That means if you can buy a straddle, then someone must have sold it to you.

Someone like, say, Nick Leeson.

To illustrate, let’s take the long straddle we just looked at and flip it upside down.


It’s the exact same trade but from the seller’s perspective.

Let me ask you this: what’s the best thing that can happen to the seller?

Answer: nothing.


If the straddle expires at $225, the seller will keep the $11 per share premium. Anywhere else, he doesn’t maximize his gain. Below $214 and above $236, he loses money.

Again, if a pro entered this trade, he’d keep his eye on it and manage it accordingly. He can use stop-loss orders, close out a side, or turn the straddle into an iron butterfly. Don’t worry about these things right now.

Because if your name is in God’s book on a particular day, he will get you no matter what. And that happened to Nick Leeson.

How Straddles Killed Nick Leeson and Barings Bank

Leeson was already down.

He was supposed to be running an arbitrage operation, taking no risk. But he couldn’t help himself. Leeson already racked up millions in losses. Moreover, he was losing nearly from his first day in the office in 1992.

It just turned 1995, and he was running out of options – no pun intended.

So how could he get that money back without incurring much more risk?

Boom! He could sell straddles!

That would let him take in the premium from both the calls and puts. The markets are quiet anyway, so it’s a sure thing.

The date was January 16, 1995. Leeson sold a bunch of straddles on the Nikkei Index.

He probably went to Harry’s Bar on Boat Quay after work, thinking all was well.

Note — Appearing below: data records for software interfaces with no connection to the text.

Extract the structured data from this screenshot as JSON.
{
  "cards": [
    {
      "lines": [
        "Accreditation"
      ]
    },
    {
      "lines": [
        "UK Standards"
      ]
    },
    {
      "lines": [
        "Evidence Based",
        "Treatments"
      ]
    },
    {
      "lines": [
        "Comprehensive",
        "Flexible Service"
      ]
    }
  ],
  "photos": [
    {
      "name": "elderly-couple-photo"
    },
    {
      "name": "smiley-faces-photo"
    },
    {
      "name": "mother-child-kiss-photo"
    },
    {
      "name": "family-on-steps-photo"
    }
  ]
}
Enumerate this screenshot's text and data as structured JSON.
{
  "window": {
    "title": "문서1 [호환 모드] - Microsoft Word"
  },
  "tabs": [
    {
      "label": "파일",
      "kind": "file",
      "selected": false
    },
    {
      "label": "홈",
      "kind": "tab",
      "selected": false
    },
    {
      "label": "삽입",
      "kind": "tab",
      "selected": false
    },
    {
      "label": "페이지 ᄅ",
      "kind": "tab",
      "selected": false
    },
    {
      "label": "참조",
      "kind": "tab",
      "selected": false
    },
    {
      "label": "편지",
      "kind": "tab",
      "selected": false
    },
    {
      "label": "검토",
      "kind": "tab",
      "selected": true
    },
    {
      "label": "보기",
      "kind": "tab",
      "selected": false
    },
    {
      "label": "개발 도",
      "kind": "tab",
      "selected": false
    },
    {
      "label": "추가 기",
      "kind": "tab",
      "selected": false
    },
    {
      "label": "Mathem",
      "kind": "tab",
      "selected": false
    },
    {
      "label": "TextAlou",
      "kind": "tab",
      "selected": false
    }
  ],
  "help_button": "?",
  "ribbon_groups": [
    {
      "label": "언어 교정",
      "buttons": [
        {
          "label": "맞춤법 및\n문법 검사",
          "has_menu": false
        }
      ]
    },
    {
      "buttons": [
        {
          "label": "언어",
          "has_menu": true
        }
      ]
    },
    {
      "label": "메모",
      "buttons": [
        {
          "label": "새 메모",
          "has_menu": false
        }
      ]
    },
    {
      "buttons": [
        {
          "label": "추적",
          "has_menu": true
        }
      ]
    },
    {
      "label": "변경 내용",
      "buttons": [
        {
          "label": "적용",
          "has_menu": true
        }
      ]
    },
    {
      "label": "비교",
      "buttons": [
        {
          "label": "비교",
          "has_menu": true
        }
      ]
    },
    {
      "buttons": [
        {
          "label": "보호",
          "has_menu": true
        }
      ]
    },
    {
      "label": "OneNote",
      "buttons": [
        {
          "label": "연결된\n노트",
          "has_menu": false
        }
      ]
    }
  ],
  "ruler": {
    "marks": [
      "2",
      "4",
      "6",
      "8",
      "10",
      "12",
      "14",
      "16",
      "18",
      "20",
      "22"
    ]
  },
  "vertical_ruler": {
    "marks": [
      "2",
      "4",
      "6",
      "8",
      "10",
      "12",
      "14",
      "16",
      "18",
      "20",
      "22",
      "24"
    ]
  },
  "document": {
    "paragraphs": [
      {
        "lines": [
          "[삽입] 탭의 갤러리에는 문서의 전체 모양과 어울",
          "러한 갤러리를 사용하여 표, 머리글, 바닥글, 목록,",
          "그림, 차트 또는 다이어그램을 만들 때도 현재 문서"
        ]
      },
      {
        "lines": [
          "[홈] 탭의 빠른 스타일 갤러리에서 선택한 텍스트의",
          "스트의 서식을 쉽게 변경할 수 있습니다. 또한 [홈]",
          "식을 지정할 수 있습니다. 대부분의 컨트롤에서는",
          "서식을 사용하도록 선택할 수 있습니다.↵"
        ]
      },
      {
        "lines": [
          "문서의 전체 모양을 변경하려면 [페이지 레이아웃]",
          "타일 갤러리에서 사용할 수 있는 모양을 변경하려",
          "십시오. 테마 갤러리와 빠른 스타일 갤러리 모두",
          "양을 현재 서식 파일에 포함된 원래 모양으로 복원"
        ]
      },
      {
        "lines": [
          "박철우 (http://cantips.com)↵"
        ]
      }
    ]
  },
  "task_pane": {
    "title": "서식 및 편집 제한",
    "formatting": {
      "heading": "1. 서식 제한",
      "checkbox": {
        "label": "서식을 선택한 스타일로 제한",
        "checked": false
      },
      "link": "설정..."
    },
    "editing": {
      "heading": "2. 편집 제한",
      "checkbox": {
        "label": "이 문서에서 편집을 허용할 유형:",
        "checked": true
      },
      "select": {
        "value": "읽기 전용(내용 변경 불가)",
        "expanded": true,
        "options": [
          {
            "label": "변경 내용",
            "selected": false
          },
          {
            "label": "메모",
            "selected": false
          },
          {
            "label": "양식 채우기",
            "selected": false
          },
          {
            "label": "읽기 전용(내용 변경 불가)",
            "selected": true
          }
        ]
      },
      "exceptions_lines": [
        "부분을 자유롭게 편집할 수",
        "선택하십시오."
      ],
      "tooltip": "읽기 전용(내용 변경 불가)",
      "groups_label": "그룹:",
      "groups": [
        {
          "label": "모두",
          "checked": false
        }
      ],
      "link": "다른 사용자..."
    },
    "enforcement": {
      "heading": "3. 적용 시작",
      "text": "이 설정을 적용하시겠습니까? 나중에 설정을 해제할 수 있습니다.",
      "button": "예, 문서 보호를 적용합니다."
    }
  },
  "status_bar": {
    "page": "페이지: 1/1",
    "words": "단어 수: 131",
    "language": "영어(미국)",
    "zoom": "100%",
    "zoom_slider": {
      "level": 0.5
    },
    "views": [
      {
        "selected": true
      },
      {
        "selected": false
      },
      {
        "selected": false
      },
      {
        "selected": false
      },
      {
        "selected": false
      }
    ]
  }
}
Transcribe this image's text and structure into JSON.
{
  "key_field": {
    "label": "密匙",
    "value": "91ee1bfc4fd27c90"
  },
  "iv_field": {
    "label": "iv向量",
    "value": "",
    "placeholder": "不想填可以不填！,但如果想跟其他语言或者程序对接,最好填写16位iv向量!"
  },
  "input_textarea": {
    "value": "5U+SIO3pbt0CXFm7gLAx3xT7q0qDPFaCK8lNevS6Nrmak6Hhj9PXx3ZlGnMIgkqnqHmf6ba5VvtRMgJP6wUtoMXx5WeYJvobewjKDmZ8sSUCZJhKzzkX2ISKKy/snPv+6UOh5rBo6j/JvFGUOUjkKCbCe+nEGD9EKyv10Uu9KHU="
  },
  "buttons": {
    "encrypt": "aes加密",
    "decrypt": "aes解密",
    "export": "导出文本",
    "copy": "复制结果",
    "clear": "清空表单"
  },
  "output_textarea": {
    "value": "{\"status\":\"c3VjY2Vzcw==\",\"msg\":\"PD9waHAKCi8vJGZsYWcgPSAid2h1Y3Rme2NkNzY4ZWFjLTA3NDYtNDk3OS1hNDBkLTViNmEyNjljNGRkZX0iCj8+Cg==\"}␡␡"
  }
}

Incidentally, Harry’s is next to my favorite SG watering hole, The Penny Black. Harry’s used to have a plaque on the bar that read, “Here sat Nick Leeson.” I saw it myself!

Then, in the early hours of January 17, 1995, the unthinkable happened.

The Kobe Earthquake struck.


Leeson, already down GBP 208 million, was crushed. The Nikkei gapped down on the open. Of course, the call options would expire worthless, but he was now short deeply in-the-money puts.

To counteract this, Leeson bought futures as the market “couldn’t go down anymore.” But, of course, it did — much, much more.

Nick Leeson’s losses totaled GBP 827 million, about $1.4 billion. That doesn’t sound like much now, but it was enough to wipe Barings, The Queen’s Bank, from the map.

A friend once told me of an event he held in Singapore. A member of the Royal Family was present to open the event. My friend pointed out the window onto Raffles Place and said, “That’s where Barings office used to be.” The reply was, “My family lost a lot of money that day.”

That is the story of Nick Leeson, told as plainly and as “Greeklessly” as I can.

It’s a great cautionary tale to retail options traders and professionals alike. Heck, it can be said that Leeson inadvertently wrote today’s derivatives regulatory structure.

The upshot is there are far better, less risky and less stressful ways to participate in the market than by shorting options.

The Daily Reckoning